“Craft is what enables you to be successful
when you’re not inspired.”
“Brian Eno recommends doing nothing in order to get good ideas. Not ‘nothing’, but actual no-kidding NOTHING nothing.
This business with Eno jumping on the wrong train is interesting. Eno seems to have an absent-minded professor thing going on where he gets run over by taxis and such.
Have you ever studied other people’s methods for producing good ideas and cultivating a creative state?
“My favorite method is stopping everything for a moment. It’s amazing how difficult I find it these days to simply sit quietly. For example, yesterday I ended up on a long train journey. It wasn’t supposed to be a long journey but I got on the wrong train. I was late; I ran into the station, saw a sign saying ‘London’ and just jumped on the train. I tend to do things like that now and again.”
Then what happened?

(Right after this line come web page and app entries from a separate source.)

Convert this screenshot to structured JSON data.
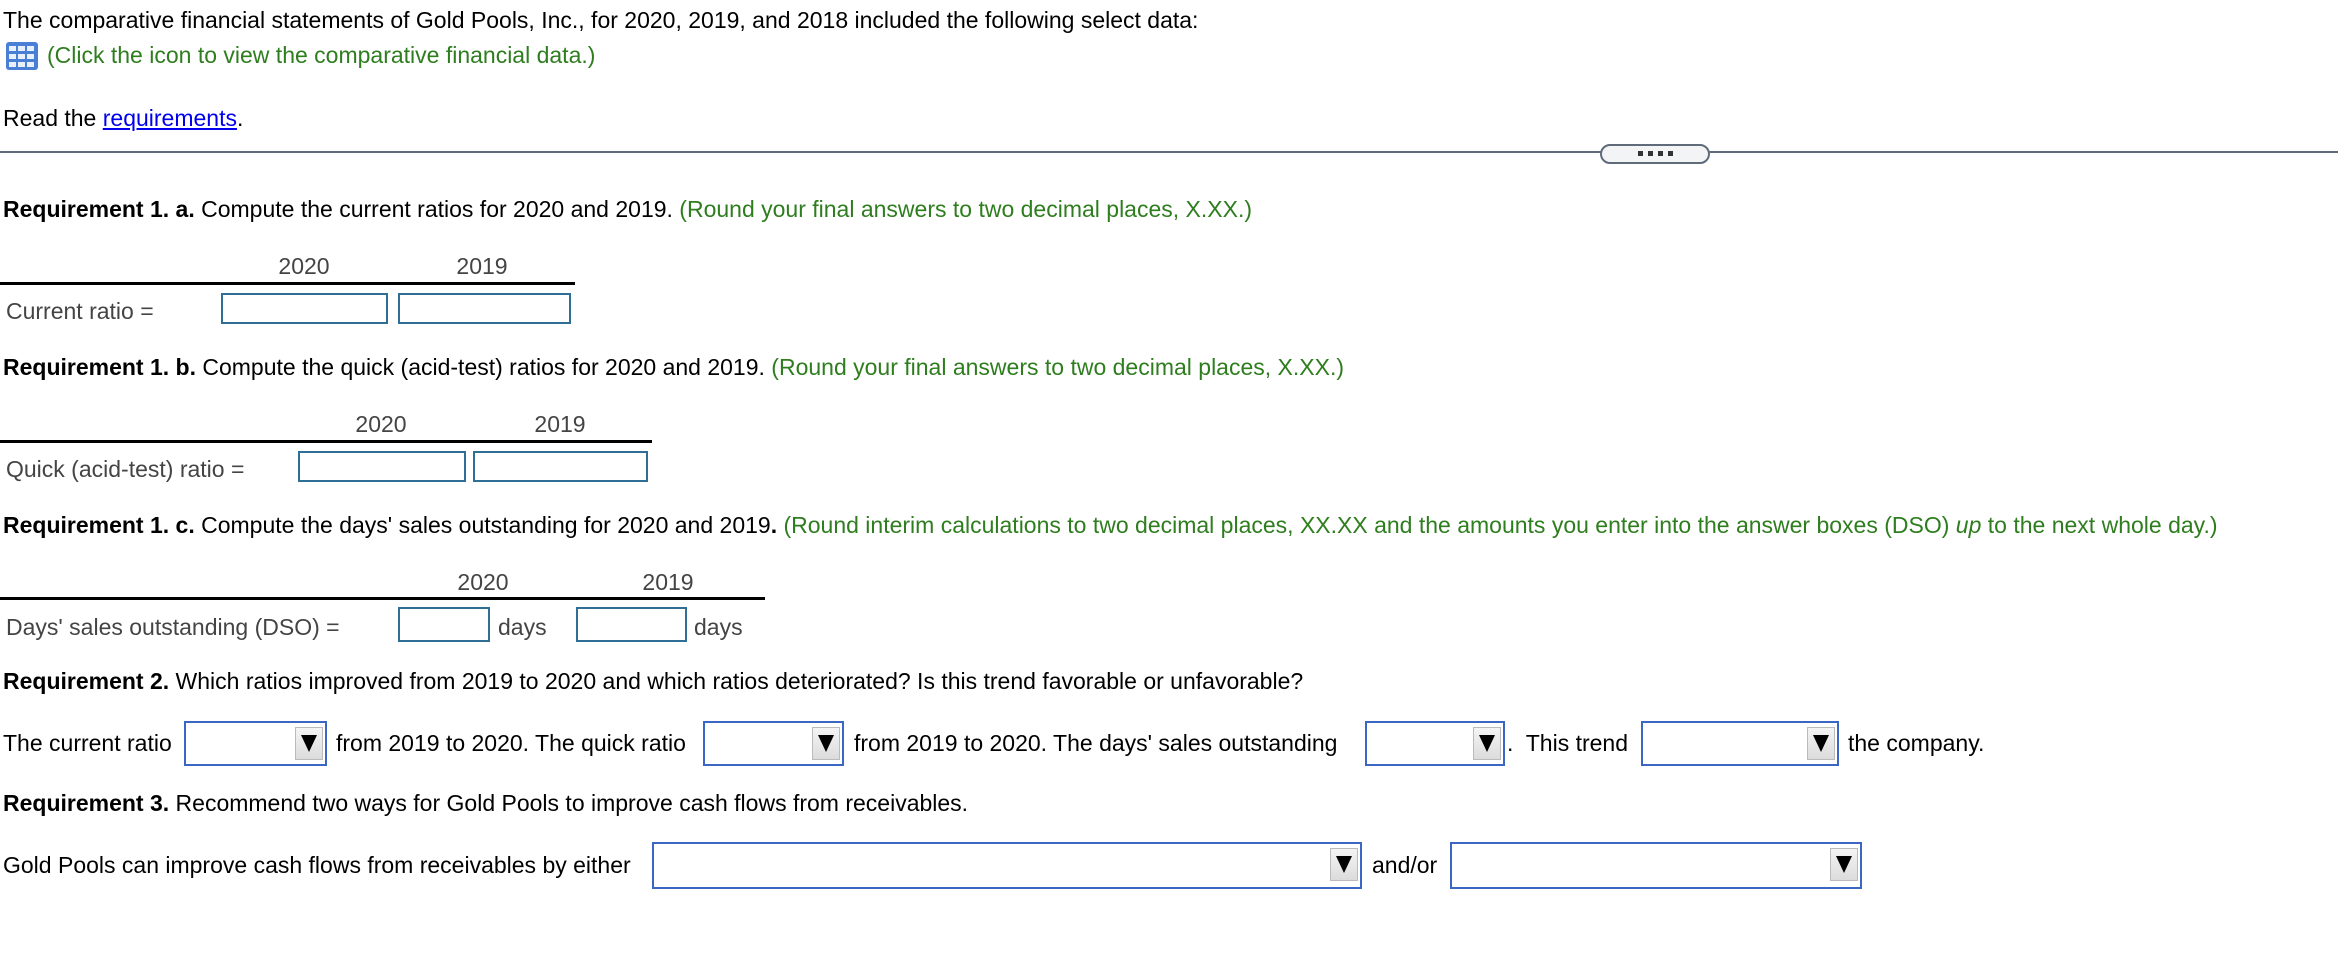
{
  "intro": {
    "text": "The comparative financial statements of Gold Pools, Inc., for 2020, 2019, and 2018 included the following select data:",
    "data_icon": "table-grid-icon",
    "data_hint": "(Click the icon to view the comparative financial data.)",
    "read_prefix": "Read the ",
    "requirements_link": "requirements",
    "read_suffix": "."
  },
  "divider_handle": "resize-handle",
  "req1a": {
    "bold": "Requirement 1. a.",
    "text": " Compute the current ratios for 2020 and 2019.",
    "hint": " (Round your final answers to two decimal places, X.XX.)",
    "years": [
      "2020",
      "2019"
    ],
    "row_label": "Current ratio =",
    "values": [
      "",
      ""
    ]
  },
  "req1b": {
    "bold": "Requirement 1. b.",
    "text": " Compute the quick (acid-test) ratios for 2020 and 2019.",
    "hint": " (Round your final answers to two decimal places, X.XX.)",
    "years": [
      "2020",
      "2019"
    ],
    "row_label": "Quick (acid-test) ratio =",
    "values": [
      "",
      ""
    ]
  },
  "req1c": {
    "bold": "Requirement 1. c.",
    "text": " Compute the days' sales outstanding for 2020 and 2019",
    "bold_period": ".",
    "hint_a": " (Round interim calculations to two decimal places, XX.XX and the amounts you enter into the answer boxes (DSO) ",
    "hint_italic": "up",
    "hint_b": " to the next whole day.)",
    "years": [
      "2020",
      "2019"
    ],
    "row_label": "Days' sales outstanding (DSO) =",
    "unit": "days",
    "values": [
      "",
      ""
    ]
  },
  "req2": {
    "bold": "Requirement 2.",
    "text": " Which ratios improved from 2019 to 2020 and which ratios deteriorated? Is this trend favorable or unfavorable?",
    "s1": "The current ratio",
    "s2": "from 2019 to 2020. The quick ratio",
    "s3": "from 2019 to 2020. The days' sales outstanding",
    "s4": ".  This trend",
    "s5": "the company.",
    "selects": [
      "",
      "",
      "",
      ""
    ]
  },
  "req3": {
    "bold": "Requirement 3.",
    "text": " Recommend two ways for Gold Pools to improve cash flows from receivables.",
    "s1": "Gold Pools can improve cash flows from receivables by either",
    "s2": "and/or",
    "selects": [
      "",
      ""
    ]
  }
}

“It was the slowest train I’ve ever ridden. It went from Southampton to London and stopped at twenty-three stations. I didn’t have a book with me, so I thought to myself: why not sit still for as long as you can? I used to be able to do that. I used to fly to America without anything to read and I never used to watch the films they were showing. I just sat still for seven hours. But yesterday… Jesus, it was a nightmare! Every few minutes I was checking my phone or texting someone something. I have to discipline myself.”
“When you miss a flight or a train you’re confronted with time that you didn’t expect to have. I like to think of it as a gift. Sleeping is sometimes an option. But I often let my thoughts float freely. Every now and then something evolves out of such idle moments.”
“I call it ‘stolen time’ – there’s nothing more valuable than stolen time. It happens to me sometimes when I’ve set up a meeting at my studio at a certain time and it gets cancelled on short notice. When it happens, I’m like a giddy child. I think, ‘Wow, I’ve stolen half an hour. It’s so exciting – I can do whatever I want!'”
“Arto Lindsay always asks me: ‘When was the last time you did nothing for half an hour?’ I’m notoriously fidgety and have a hard time not answering messages or multitasking.”
“The original idea of ambient music was to try to give the listener an excuse to do nothing for some short period of time. Funny enough, the idea started in Germany – in an airport.”
Which airport? Berlin Tegel?
“No, Cologne. I had just come from Conny Plank’s studio and was on my way back to London. I remember it was a Sunday morning and I had some time to kill in the airport, which, by the way, was designed by Paul Schneider-Esleben, the father of Florian Schneider from Kraftwerk. (That’s the kind of thing only Eno would know.) It’s really a beautiful building, and back then it was quite new… So there I was, sitting in the airport on a lovely Sunday morning, with almost nobody else around, and all I could think of is: what a fantastic place to be! It all felt so modern, except…”
“Except that there was this terrible music playing…”
Wired magazine – October 28, 2015